The UbiLab is working with ecobee, a Canadian manufacturer of smart thermostats that uses wireless sensors (temperature, presence/movement) to adjust the temperature in the home according to usage and consequently, save energy. This study leverages data collected through ecobee’s “Donate Your Data" Program. We are expanding ecobee's research commitments into the healthcare domain to identify the amount of physical activity, sleep patterns and sedentary behaviour, particularly in older adults, using the sensor data generated.

Bed with smartbedsheet

Developing apnea detection algorithms for Studio 1 Labs SmartBedsheet

The UbiLab is supporting Studio1Labs in the design and evaluation of a vital signs and sleep monitoring technology using their proprietary smart fabric technology. This project aims to validate and test the novel functional bedsheet through a clinical study to collect data for assessment, in comparison to various clinically validated sensors (Hexoskin and pulse oximeter).

Stethoscope on phone

Real-time analytics platform

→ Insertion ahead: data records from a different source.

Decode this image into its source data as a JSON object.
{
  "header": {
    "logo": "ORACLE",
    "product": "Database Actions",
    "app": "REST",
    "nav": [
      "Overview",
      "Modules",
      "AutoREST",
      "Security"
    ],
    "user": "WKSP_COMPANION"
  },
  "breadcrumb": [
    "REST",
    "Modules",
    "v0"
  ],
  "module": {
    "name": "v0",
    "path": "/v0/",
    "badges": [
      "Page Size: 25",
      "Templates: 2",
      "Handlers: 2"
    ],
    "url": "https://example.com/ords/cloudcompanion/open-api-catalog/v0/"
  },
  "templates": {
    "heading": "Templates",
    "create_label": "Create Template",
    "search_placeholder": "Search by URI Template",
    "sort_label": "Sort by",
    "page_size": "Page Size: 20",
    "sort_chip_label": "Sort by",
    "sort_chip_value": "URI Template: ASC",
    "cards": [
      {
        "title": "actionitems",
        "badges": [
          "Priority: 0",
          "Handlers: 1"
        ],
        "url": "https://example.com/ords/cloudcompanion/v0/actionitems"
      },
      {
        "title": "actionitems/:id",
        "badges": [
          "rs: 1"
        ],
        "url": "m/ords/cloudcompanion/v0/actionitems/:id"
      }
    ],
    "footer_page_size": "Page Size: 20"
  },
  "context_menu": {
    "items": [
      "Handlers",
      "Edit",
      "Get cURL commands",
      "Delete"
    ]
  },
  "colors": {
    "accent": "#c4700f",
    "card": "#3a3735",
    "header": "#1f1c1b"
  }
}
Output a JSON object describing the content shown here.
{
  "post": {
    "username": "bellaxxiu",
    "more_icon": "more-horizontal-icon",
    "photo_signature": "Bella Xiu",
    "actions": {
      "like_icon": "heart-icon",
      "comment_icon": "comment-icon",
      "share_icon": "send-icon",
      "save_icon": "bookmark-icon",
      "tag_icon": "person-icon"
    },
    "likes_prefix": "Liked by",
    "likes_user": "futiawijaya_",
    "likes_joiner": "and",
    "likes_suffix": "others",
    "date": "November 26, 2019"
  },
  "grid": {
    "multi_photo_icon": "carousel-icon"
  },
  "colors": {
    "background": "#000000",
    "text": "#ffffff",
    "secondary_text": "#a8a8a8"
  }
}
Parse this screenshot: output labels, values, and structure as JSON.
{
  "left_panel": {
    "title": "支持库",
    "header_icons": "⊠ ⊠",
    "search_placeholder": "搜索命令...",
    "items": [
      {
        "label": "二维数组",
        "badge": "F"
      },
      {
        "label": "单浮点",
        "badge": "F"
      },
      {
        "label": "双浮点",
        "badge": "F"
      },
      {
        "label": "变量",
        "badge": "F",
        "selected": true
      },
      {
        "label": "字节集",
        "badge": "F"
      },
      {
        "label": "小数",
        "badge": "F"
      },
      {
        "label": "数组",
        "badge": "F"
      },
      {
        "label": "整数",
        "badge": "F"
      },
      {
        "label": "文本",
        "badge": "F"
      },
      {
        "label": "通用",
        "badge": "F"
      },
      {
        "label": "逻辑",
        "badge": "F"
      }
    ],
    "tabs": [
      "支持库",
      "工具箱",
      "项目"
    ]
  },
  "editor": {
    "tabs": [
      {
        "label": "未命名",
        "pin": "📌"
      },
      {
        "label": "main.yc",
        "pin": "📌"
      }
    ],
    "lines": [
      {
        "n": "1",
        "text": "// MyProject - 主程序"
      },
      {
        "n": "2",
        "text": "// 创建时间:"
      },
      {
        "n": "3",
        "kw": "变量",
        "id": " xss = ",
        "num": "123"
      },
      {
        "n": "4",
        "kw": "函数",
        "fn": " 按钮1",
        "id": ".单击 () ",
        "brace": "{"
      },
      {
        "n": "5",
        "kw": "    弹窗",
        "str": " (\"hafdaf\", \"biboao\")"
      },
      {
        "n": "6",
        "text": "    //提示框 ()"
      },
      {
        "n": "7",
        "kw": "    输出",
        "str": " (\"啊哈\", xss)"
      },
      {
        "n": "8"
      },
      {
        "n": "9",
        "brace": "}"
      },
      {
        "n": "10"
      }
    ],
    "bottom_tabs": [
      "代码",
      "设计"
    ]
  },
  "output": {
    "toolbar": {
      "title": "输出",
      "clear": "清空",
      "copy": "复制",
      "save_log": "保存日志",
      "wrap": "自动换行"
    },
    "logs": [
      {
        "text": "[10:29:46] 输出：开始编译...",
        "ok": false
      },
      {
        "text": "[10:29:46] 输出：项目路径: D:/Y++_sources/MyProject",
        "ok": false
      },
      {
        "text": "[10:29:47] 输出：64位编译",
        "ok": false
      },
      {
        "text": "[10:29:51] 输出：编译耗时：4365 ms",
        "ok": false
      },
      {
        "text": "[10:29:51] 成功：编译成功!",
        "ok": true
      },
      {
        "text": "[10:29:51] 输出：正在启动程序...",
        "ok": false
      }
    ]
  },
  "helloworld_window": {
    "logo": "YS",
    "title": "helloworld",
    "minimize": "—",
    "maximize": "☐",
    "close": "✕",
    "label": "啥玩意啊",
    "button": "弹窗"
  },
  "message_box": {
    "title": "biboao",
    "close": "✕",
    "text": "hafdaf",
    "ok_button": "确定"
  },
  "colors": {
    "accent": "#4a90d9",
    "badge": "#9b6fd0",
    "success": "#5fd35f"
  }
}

Through a collaboration with the Centre for Global eHealth Innovation at the University Health Network (UHN) with Dr. Joseph Cafazzo, we are developing a platform that can deliver real-time insights on the usage of the mHealth and eHealth technology, in combination with associated health outcomes.

AAL Smart cities

The future of AAL: Exploring the continuum between AAL technologies, AAL services, and smart communities

This project is a collaboration between the University of Waterloo and the CSA Group with the objective of better understanding the requirements of AAL and smart technology use in the care of older adults. We are exploring the continuum connecting AAL technologies, healthcare service provision, and smart communities by researching existing work, conducting interviews with stakeholders in older adult care and AAL technology development, and collaborating with industry and research partners. With the help of these findings, we will provide guidelines, checklists, and propose new standards for current and future smart communities seeking to implement AAL technologies at a community level.

RIA Apartment

Support Healthy Aging with Smart Home Technology: A data ecosystem for Elderly Healthcare Monitoring

This project is a collabration between researchers from the Research Institute for Aging in Waterloo, two smart home technology companies (Swidget and SmartONE), with the aim of developing a smart home based data ecosystem to support independent living for older adults in Canada. In this project, we propose the development of an ecosystem to aggregate data from existing smart home technologies coupled with machine learning algorithms to detect anomalies in everyday behaviours. A remote monitoring platform would notify caregivers or family members when an expected behaviour is not observed, or a sensor reading is out of normal bounds. This project will enable caregivers and care providers to use smart home sensor data to monitor family members living